Battered, bankrupt, and thought to be wobbling on its last leg, Psystar this week proved that it can still turn heads when it announced that it will soon emerge from Chapter 11 bearing its fastest Mac system yet. In an email to its customers, fans, and intrigued journalists, the unauthorized Mac clone maker introduced the […]
Battered, bankrupt, and thought to be wobbling on its last leg, Psystar this week proved that it can still turn heads when it announced that it will soon emerge from Chapter 11 bearing its fastest Mac system yet.
In an email to its customers, fans, and intrigued journalists, the unauthorized Mac clone maker introduced the Open(7), which will reportedly marry Mac OS X with Intel’s Nehalem Xeon chips to yield the company’s “fastest and most quiet computing configuration” yet.
TheDoral, Fla.-based solutions provider also used the same email to inform those following its legal proceedings with Apple that its decision to file for Chapter 11 in May was “critical” to maintaining its daily operations, but that the company now sees itself “ready to emerge” from bankruptcy and “again battle Goliath.”
“More information will be available in the coming days when we will be formally discharged by the Bankruptcy court,” the e-mail concludes. “When life gives you apples, make apple sauce.”
As ChannelWeb most appropriately puts it, the email is the “latest twist in a bizarre saga that began last July” when Apple, fed up with the Psystar’s online sale of a $399 knock-off Mac systems running hacked versions of the Mac OS X operating system,sued the little-known company on grounds of copyright infringement.
Pystar retaliated with a counterclaim of is own, alleging that Apple was violating anti-trust laws through the terms of its Mac OS X end user license agreement, which forbids the installation of the software on non-Apple hardware.
The court eventually threw out Pystar’s anti-trust claims but allowed the company to proceed with its second line of defense, which argues that Apple wrongfully extended the scope of its Mac OS copyright through the end user license agreement.
For its part, Apple has also said in court documents that it believes Psystar may be part of a larger conspiracy and is seeking to uncover unknown parties who may be secretly backing the clone maker, either financially or otherwise, in its efforts to disrupt Apple’s stronghold on Mac hardware sales.
In an amended motion filed in late May, Psystar attributed its hardships to the turbulent global economy and pullback in consumer spending, saying the crisis has spilled over to its creditors, who have tightened their terms and become more demanding for immediate payments.
“Debtor’s vendors due to their own financial problems are not being able to supply all necessary items to allow Debtor to produce their product, thus, forcing Debtor to pay higher prices for parts in order to fulfill customer orders in a timely manner and to assure satisfaction with the product,” Psystar’s attorneys wrote. “These factors seriously contribute to the Debtor not being able to turn a significant profit in each sale.”

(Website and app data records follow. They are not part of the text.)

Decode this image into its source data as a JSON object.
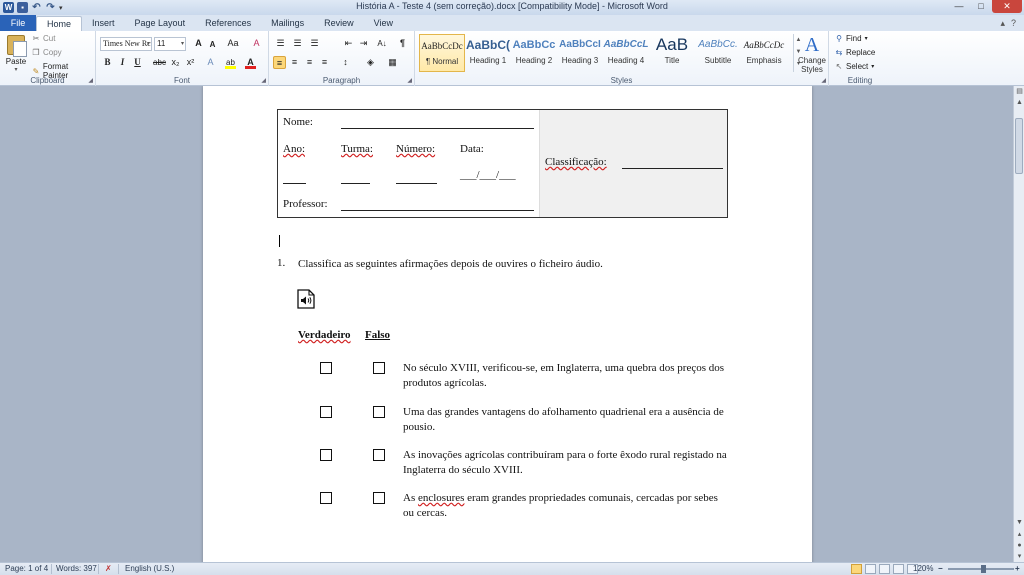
{
  "window": {
    "title": "História A - Teste 4 (sem correção).docx [Compatibility Mode] - Microsoft Word",
    "minimize": "—",
    "maximize": "□",
    "close": "✕",
    "help": "?"
  },
  "qat": {
    "word": "W",
    "save": "▪",
    "undo": "↶",
    "redo": "↷",
    "more": "▾"
  },
  "tabs": {
    "file": "File",
    "items": [
      "Home",
      "Insert",
      "Page Layout",
      "References",
      "Mailings",
      "Review",
      "View"
    ],
    "active": "Home"
  },
  "clipboard": {
    "paste": "Paste",
    "cut": "Cut",
    "copy": "Copy",
    "format_painter": "Format Painter",
    "label": "Clipboard"
  },
  "font": {
    "name": "Times New Rc",
    "size": "11",
    "grow": "A",
    "shrink": "A",
    "case": "Aa",
    "clear": "A",
    "bold": "B",
    "italic": "I",
    "underline": "U",
    "strike": "abc",
    "subscript": "x₂",
    "superscript": "x²",
    "effects": "A",
    "highlight": "ab",
    "color": "A",
    "label": "Font",
    "highlight_color": "#ffff00",
    "font_color": "#e02020"
  },
  "paragraph": {
    "bullets": "☰",
    "numbering": "☰",
    "multilevel": "☰",
    "decrease_indent": "⇤",
    "increase_indent": "⇥",
    "sort": "A↓",
    "show_marks": "¶",
    "align_left": "≡",
    "center": "≡",
    "align_right": "≡",
    "justify": "≡",
    "line_spacing": "↕",
    "shading": "◈",
    "borders": "▦",
    "label": "Paragraph"
  },
  "styles": {
    "items": [
      {
        "sample": "AaBbCcDc",
        "name": "¶ Normal"
      },
      {
        "sample": "AaBbC(",
        "name": "Heading 1"
      },
      {
        "sample": "AaBbCc",
        "name": "Heading 2"
      },
      {
        "sample": "AaBbCcI",
        "name": "Heading 3"
      },
      {
        "sample": "AaBbCcL",
        "name": "Heading 4"
      },
      {
        "sample": "AaB",
        "name": "Title"
      },
      {
        "sample": "AaBbCc.",
        "name": "Subtitle"
      },
      {
        "sample": "AaBbCcDc",
        "name": "Emphasis"
      }
    ],
    "change_styles": "Change Styles",
    "change_icon": "A",
    "label": "Styles"
  },
  "editing": {
    "find": "Find",
    "replace": "Replace",
    "select": "Select",
    "label": "Editing"
  },
  "document": {
    "header": {
      "nome": "Nome:",
      "ano": "Ano:",
      "turma": "Turma:",
      "numero": "Número:",
      "data": "Data:",
      "data_blank": "___/___/___",
      "professor": "Professor:",
      "classificacao": "Classificação:"
    },
    "question_number": "1.",
    "question_text": "Classifica as seguintes afirmações depois de ouvires o ficheiro áudio.",
    "col_true": "Verdadeiro",
    "col_false": "Falso",
    "statements": [
      {
        "line1": "No século XVIII, verificou-se, em Inglaterra, uma quebra dos preços dos",
        "line2": "produtos agrícolas."
      },
      {
        "line1": "Uma das grandes vantagens do afolhamento quadrienal era a ausência de",
        "line2": "pousio."
      },
      {
        "line1": "As inovações agrícolas contribuíram para o forte êxodo rural registado na",
        "line2": "Inglaterra do século XVIII."
      },
      {
        "line1_pre": "As ",
        "line1_spell": "enclosures",
        "line1_post": " eram grandes propriedades comunais, cercadas por sebes",
        "line2": "ou cercas."
      }
    ]
  },
  "status": {
    "page": "Page: 1 of 4",
    "words": "Words: 397",
    "language": "English (U.S.)",
    "zoom": "120%",
    "zoom_out": "−",
    "zoom_in": "+"
  }
}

Psystar’s request for bankruptcy threatened to delay its case against the official Mac maker because the proceedings in that case were put on hold while the bankruptcy court began hearing the clone maker’s case for Chapter 11 protection. However, Apple a little over one week ago successfully won its motion to have the temporary stay in the case lifted. That ruling overturned the automatic freeze on any court proceedings that followed when Psystar filed for Chapter 11 in May.